One of many yoga studios in McLeod Ganj offered activities of spiritual development such as one hour Om sessions. Om is an interesting sound. It is the heart of Buddhist and Hindu mantra meditation. Meditating on any one object such as a candle flame or a single repeating sound allows the mind to focus on one thing and everything else dissolves away. The yoga studio, like many McLeod Ganj buildings was perched on the mountainside with windows peering out into the valley. Between the repeating Om’s, glancing out over the evergreen speckled valley, it’s hard not to feel at peace with just about everything, and hoping that peace extends beyond the self.
Last I heard, entry to Tibet was officially forbidden for foreigners, so one of the best chances of experiencing Tibetan food at its best, really is in McLeod Ganj. Momo’s, Tibetan bread, Tibetan butter tea and Thukpa noodles are among the specialties one can sample at Peace Cafe. Two travel mates learned to make Tibetan Momo’s (dumplings), and subsequently fell ill to food poisoning for a few days so it makes sense to use judgement when choosing a cooking class! I had chosen another activity that day, and by a random streak of luck escaped the food poisoning.
Both Oasis and Common Ground were the top two traveller cafe’s in town, in my opinion. One particular waiter at Common Ground would take your order, and randomly insert the phrase “yes please” , which was great!
A mass prayer service for immolations is advertised below.
Painted rocks and prayer flags lined pathways around the main temple center in McLeod Ganj bordered by cliff edges overlooking valleys with mountains in the background. Monks and pilgrims of various types wander down meandering dirt pathways through a lightly forested area. A 45 minute walk around the temple ended passing several armed Indian military police. They were likely there for the residence of the Dalai Lama. A shame after such a peaceful meditative walk down temple paths and walkways to be reminded of such violent conflict.
Within a day’s hike of McLeod Ganj one could visit the Bhagsu Waterfall, Tushita Meditation Center up the mountain (past many wild monkeys peeking through treetops), Himalayan Iyengar Yoga Centre or one of many guided trekking excursions into the mountains.
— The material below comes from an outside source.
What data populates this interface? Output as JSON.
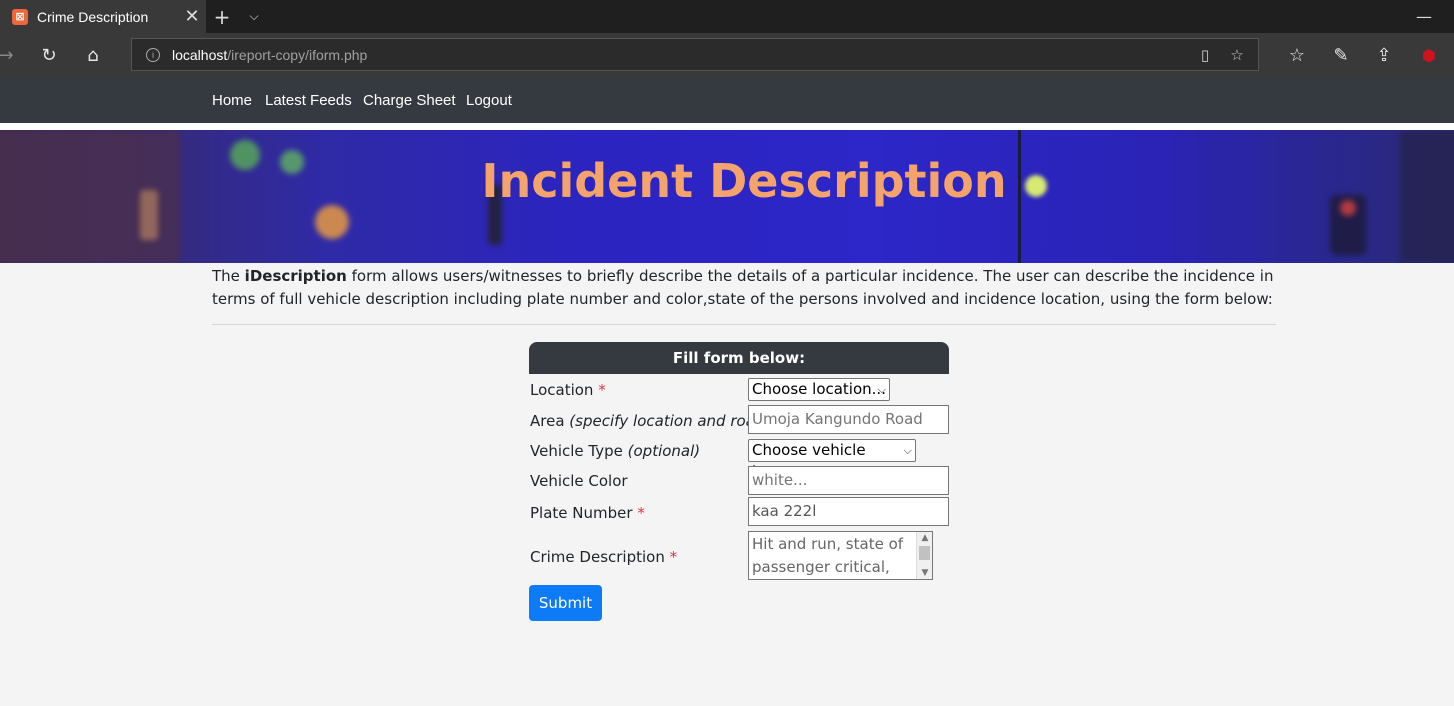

McLeod Ganj’s charming locals with their peaceful modesty are a definite highlight of India. My prayer flags and Tibetan singing bowl souvenirs serve as reminders of my visit. As my last stop in a three month Indian journey across jungles, deserts, oceans, through caves and filthy garbage-laden urban centers, and royal palaces, this place was the perfect ending. Lessons in spiritual development were literally around every corner, and emerged through encounters with the many travelers and Buddhists that converge on this Himalayan mountainside. For myself, it was now time to leave India, and head by 12 hour overnight bus through the winding, moonlit Himalayan mountain roads into New Delhi for my flight to Bangkok. Tibetan singing bowls, prayer wheels and Om mani padme hum will remain in my memory bank, waiting to resurface when I’m in need of serenity.